Arriving at the barn very early in the morning to feed and care for horses, even ride, before getting ready for work frees up time in the evening for extra riding and/or family activities.
You might be able to find an extra 5 to 15 hours of free time per week by shutting off the television set.
Performing more than one task at a time increases efficiency. Fill water buckets while sweeping the barn aisle or cleaning stalls. Watch horse-related videos while ironing. You could clean tack while overseeing homework or during downtime at shows. Prepare dinner and fold laundry while returning phone calls.
Adjust your work schedule to accommodate your horse and family life, if your company offers this incentive, and if your work productivity won’t suffer. Ride in the morning before you get distracted by the day’s demands, and make up the work hours in the evening. Work 10-hour days Monday through Thursday, leaving Friday free for riding or traveling to a weekend show. Swap schedules with a co-worker to get the necessary time off.
Get someone to perform basic barn chores and housework. Find a responsible, horse-loving teen or college student to help out for a modest fee, or in exchange for riding lessons.
Decide whether at-home horsekeeping or boarding your horse would be the best option for your balancing needs. Some horsepeople prefer the cost savings and lack of commute that at-home horsekeeping offers. Others opt for the time savings and choreless advantage that boarding provides.
Showing is expensive, whether you’re an amateur working toward a world championship or a weekend warrior riding for fun. Such dollar-draining expenses as entry fees, hauling expenses, bed-and barn bills, and training and lessons call for a plump bank account. How do you cover your show costs, without compromising your family’s other financial needs?
Consider building a budget in which you figure out roughly how much it’s going to cost to achieve your riding goal for the year. Next, work with your spouse to determine how your family can pull together to cut costs to enable you to afford your competitive goal.

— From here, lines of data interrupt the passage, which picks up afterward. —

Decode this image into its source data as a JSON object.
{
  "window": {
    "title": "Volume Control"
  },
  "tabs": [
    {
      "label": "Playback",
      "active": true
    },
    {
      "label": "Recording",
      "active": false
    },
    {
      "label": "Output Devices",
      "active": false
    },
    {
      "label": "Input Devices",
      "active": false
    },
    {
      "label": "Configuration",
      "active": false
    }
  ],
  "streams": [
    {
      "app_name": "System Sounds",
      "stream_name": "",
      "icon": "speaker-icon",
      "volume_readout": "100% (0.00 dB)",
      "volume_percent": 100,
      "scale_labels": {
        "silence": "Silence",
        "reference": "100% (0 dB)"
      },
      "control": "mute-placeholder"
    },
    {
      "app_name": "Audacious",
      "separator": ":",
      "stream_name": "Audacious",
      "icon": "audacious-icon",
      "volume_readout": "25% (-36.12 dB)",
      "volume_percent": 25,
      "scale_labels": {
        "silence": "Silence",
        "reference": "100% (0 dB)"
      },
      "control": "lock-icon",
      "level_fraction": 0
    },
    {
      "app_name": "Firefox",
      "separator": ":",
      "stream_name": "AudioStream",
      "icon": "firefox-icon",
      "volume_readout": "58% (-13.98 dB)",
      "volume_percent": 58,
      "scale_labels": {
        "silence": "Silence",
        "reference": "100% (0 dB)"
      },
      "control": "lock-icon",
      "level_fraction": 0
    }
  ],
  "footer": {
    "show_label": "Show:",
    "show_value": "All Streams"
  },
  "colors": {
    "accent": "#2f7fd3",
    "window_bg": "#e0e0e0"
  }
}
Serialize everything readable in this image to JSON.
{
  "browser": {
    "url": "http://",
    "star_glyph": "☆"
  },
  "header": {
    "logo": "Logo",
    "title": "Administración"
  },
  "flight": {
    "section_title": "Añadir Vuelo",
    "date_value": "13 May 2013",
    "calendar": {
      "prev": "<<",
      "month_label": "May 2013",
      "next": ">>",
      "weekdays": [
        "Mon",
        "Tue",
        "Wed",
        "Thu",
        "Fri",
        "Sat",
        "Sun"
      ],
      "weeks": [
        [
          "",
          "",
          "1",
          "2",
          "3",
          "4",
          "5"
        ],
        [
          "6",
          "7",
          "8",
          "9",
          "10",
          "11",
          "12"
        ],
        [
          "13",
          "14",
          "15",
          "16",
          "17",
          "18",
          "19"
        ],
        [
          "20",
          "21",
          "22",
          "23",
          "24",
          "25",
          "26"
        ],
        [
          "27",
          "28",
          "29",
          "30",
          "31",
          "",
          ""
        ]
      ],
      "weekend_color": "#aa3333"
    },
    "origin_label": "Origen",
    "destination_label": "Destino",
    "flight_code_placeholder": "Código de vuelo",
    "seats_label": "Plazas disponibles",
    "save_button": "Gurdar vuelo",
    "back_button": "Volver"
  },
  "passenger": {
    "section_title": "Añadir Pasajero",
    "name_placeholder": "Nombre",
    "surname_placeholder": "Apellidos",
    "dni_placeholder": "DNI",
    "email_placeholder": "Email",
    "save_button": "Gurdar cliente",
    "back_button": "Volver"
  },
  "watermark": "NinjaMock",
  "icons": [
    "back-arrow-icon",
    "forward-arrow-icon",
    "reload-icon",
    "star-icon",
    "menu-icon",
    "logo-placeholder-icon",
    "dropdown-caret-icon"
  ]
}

Plan to attend shows that will maximize your opportunity to reach your competitive goal, such as multiday, multi-judge events with  large numbers of entries, and events with the biggest purses and the most added money. Take advantage of early-bird savings by sending in your entry form and payment before the deadline. You can also reduce your expenses by sharing a tack stall with another competitor, and/or working out of your trailer.
If you do a lot of long-distance hauling, reap the long-term savings of buying a tow vehicle and living-quarters trailer. Not only will you eliminate hauling fees, you’ll cut hotel and meal costs.
For economical and effective grooming supplies, purchase human-care products at discount stores. Examples include: human shampoo and conditioner to clean and condition your horse’s coat; black or clear liquid shoe polish for hoof polish; disposable razors and shaving cream for clipping touchups; baby powder, cornstarch, baby oil and petroleum jelly for highlighter; and thick-plastic-bristled hair brushes and combs for mane and tail detanglers.
As with the other elements in your life, balancing parenthood and your horse life takes planning, finagling and compromising, but it can be done. And with the help of family and friends, it’s much easier.
Limit your long-distance hauls and number of shows, opting to compete at nearby events instead. This enables you to go home each night, and possibly take your family with you.
Take time off from competing to support your children’s horse habits. Coach them on their equitation, get them involved in riding clubs, and haul them to shows. The perspective you gain from outside the arena may be a welcome change. Just because you’re taking a break from the show pen doesn’t mean you have to give up riding, though. Take up trail riding or train a young horse to keep you in shape and to hone your riding skills.